The first performer set the tone with a poem marked by its insightful social criticism. In plain speech quickened with sharp rhythms, the poem addressed the issues of living in a racist culture, how racist terms become adopted by the groups they are aimed against, and ended with an affirmation of the unity of oppressed groups–“brothers and sisters,” she proclaimed, “we can cry together.”

“I just got my inspiration,” said Vladimir David, in reference to the first performance, as he took the podium to recite his poem about living in poverty and in a violent society.

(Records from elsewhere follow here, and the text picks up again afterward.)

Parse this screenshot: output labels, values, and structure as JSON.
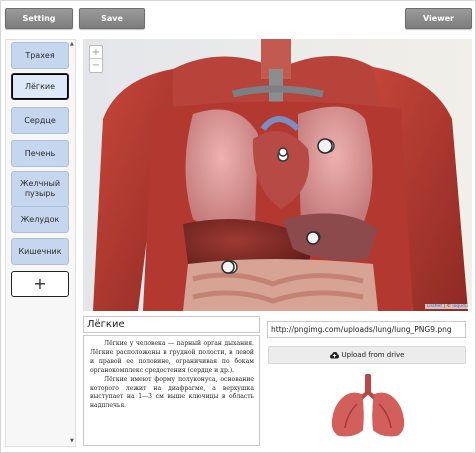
{
  "toolbar": {
    "setting_label": "Setting",
    "save_label": "Save",
    "viewer_label": "Viewer"
  },
  "sidebar": {
    "items": [
      {
        "label": "Трахея"
      },
      {
        "label": "Лёгкие"
      },
      {
        "label": "Сердце"
      },
      {
        "label": "Печень"
      },
      {
        "label": "Желчный пузырь"
      },
      {
        "label": "Желудок"
      },
      {
        "label": "Кишечник"
      }
    ],
    "add_label": "+"
  },
  "map": {
    "zoom_in": "+",
    "zoom_out": "−",
    "attribution_leaflet": "Leaflet",
    "attribution_sep": " | © ",
    "attribution_owner": "loquitu"
  },
  "editor": {
    "title_value": "Лёгкие",
    "description": [
      "Лёгкие у человека — парный орган дыхания. Лёгкие расположены в грудной полости, в левой и правой ее половине, ограничивая по бокам органокомплекс средостения (сердце и др.).",
      "Лёгкие имеют форму полуконуса, основание которого лежит на диафрагме, а верхушка выступает на 1—3 см выше ключицы в область надплечья."
    ]
  },
  "media": {
    "url_value": "http://pngimg.com/uploads/lung/lung_PNG9.png",
    "upload_label": "Upload from drive"
  },
  "colors": {
    "nav_bg": "#c6d6ee",
    "toolbar_bg": "#8a8a8a",
    "muscle_red": "#b4372f",
    "organ_pink": "#d98b8d"
  }
}
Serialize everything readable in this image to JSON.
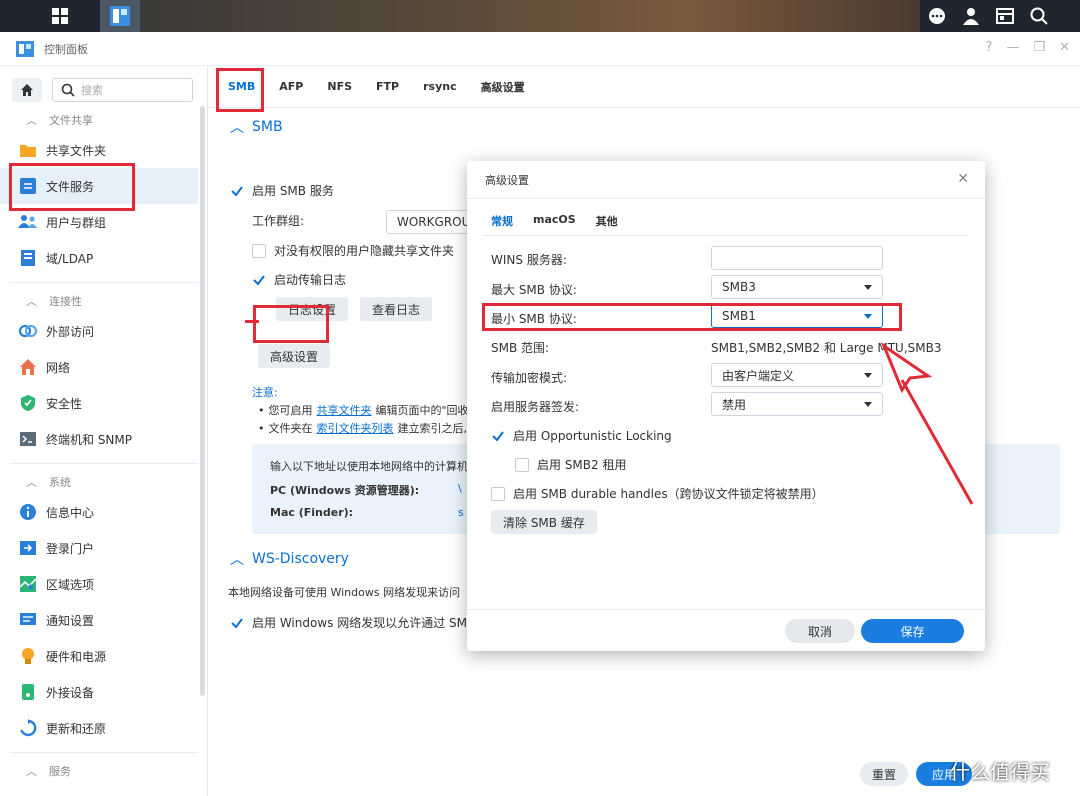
{
  "window": {
    "title": "控制面板"
  },
  "sidebar": {
    "search_placeholder": "搜索",
    "sections": [
      {
        "label": "文件共享",
        "items": [
          {
            "label": "共享文件夹"
          },
          {
            "label": "文件服务"
          },
          {
            "label": "用户与群组"
          },
          {
            "label": "域/LDAP"
          }
        ]
      },
      {
        "label": "连接性",
        "items": [
          {
            "label": "外部访问"
          },
          {
            "label": "网络"
          },
          {
            "label": "安全性"
          },
          {
            "label": "终端机和 SNMP"
          }
        ]
      },
      {
        "label": "系统",
        "items": [
          {
            "label": "信息中心"
          },
          {
            "label": "登录门户"
          },
          {
            "label": "区域选项"
          },
          {
            "label": "通知设置"
          },
          {
            "label": "硬件和电源"
          },
          {
            "label": "外接设备"
          },
          {
            "label": "更新和还原"
          }
        ]
      },
      {
        "label": "服务"
      }
    ]
  },
  "main": {
    "tabs": [
      "SMB",
      "AFP",
      "NFS",
      "FTP",
      "rsync",
      "高级设置"
    ],
    "smb": {
      "header": "SMB",
      "enable_label": "启用 SMB 服务",
      "workgroup_label": "工作群组:",
      "workgroup_value": "WORKGROU",
      "hide_label": "对没有权限的用户隐藏共享文件夹",
      "log_label": "启动传输日志",
      "log_settings": "日志设置",
      "view_log": "查看日志",
      "advanced": "高级设置",
      "note_title": "注意:",
      "note1_pre": "您可启用",
      "note1_link": "共享文件夹",
      "note1_post": "编辑页面中的\"回收",
      "note2_pre": "文件夹在",
      "note2_link": "索引文件夹列表",
      "note2_post": "建立索引之后,",
      "info_line": "输入以下地址以使用本地网络中的计算机",
      "pc_label": "PC (Windows 资源管理器):",
      "pc_value": "\\",
      "mac_label": "Mac (Finder):",
      "mac_value": "s"
    },
    "ws": {
      "header": "WS-Discovery",
      "desc": "本地网络设备可使用 Windows 网络发现来访问",
      "enable_label": "启用 Windows 网络发现以允许通过 SMB"
    }
  },
  "dialog": {
    "title": "高级设置",
    "tabs": [
      "常规",
      "macOS",
      "其他"
    ],
    "wins_label": "WINS 服务器:",
    "wins_value": "",
    "max_label": "最大 SMB 协议:",
    "max_value": "SMB3",
    "min_label": "最小 SMB 协议:",
    "min_value": "SMB1",
    "range_label": "SMB 范围:",
    "range_value": "SMB1,SMB2,SMB2 和 Large MTU,SMB3",
    "enc_label": "传输加密模式:",
    "enc_value": "由客户端定义",
    "sign_label": "启用服务器签发:",
    "sign_value": "禁用",
    "oplock_label": "启用 Opportunistic Locking",
    "lease_label": "启用 SMB2 租用",
    "durable_label": "启用 SMB durable handles（跨协议文件锁定将被禁用）",
    "clear_cache": "清除 SMB 缓存",
    "cancel": "取消",
    "save": "保存"
  },
  "bottom": {
    "reset": "重置",
    "apply": "应用"
  },
  "watermark": "什么值得买",
  "colors": {
    "accent": "#0a6fd0",
    "highlight": "#e02b36",
    "primary_button": "#1a7ee0"
  }
}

The poem, which seemed influenced by freestyle rap in its use of rhythm and rhyme, gained momentum as David reeled off a staggering list of the dangers facing the poor and politically under-represented.

Natalia Cooper, the third performer, also expressed her admiration for her fellow poets. “I was just going to read one poem and then I figured that I would read two because I was so inspired by the two people who just went,” she said before reading a poem titled “Dragging Diamonds and Death” about the suffering of workers that goes into the making of consumer goods and how the superficial satisfaction of these goods clouds our recognition of the injustice perpetrated to produce them.

Next up was Gulet, who appeared to have several fans in the audience. “Tonight we have this event that allows us as artists and also as people who enjoy poetry to come and listen to other people,” he said. “I just want to say that having events like this is really important for us because it gives [a place where] we can come feel comfortable and also share our work.”

Gulet read from a work in progress that spoke of the social situation of Black Americans and was a call for unity among the oppressed community to stop using the tools of the oppressor against itself.

Other highlights of the event included Jay Cole’s animated performances of his kinetic stream of consciousness poems. His second piece, “We Are Starving as Writers”, was both a humorous and a serious comment on the state of the working class poet and the conflict between the artistic need and the need to survive in the real world.

Jason Trefts, a musical performer, read the lyrics to his song “Manifesto”, which touched upon of the election process and the war in Afghanistan.

Krishaunna Baptiste performed her poem “Young Blood”, encouraging black youth to remember their past and to deal with issues in ways that avoid self-destructive violence.

Jean Dany Joachi performed “Curfew”, a poem about the political situation in Haiti, his home country, and “Immigrant”, a poem that felt particularly poignant considering the problems imposed upon immigrants in this country since September 11. His work was intense and controlled, with a formal elegance that underscored its emotional subject matter.

After the performances finished, Gulet and Cooper took the podium together to say a few words about the UMB Poetry Circle, of which they are both members. The Poetry Circle provides a workshop style setting for students to read and discuss each other’s poetry without the pressure of an academic classroom. The Circle also publishes a poetry journal called Hypergraphia. Two issues will be published this year, one this semester and one in the Spring. Cooper, who is Treasurer for the Circle, invited the audience to visit the group’s meetings (the next will be on Friday, November 15) and to submit to Hypergraphia.

Nancy Derby returned to the podium to invite all those interested in knowing more about the Watermark to speak to her and to thank the audience for attending.

When an open mic is run well, as this one was, there is a feeling of community and excited involvement that is hard to match. The Watermark’s open mic, like the very best open mics I have attended, fostered a sense of unity and equality, where everyone has a chance to share their unique voice and value is not based on one’s race or gender or even aesthetic inclination, but solely on the strength of one’s poems. And there were some mighty strong poems representin’ at this open mic.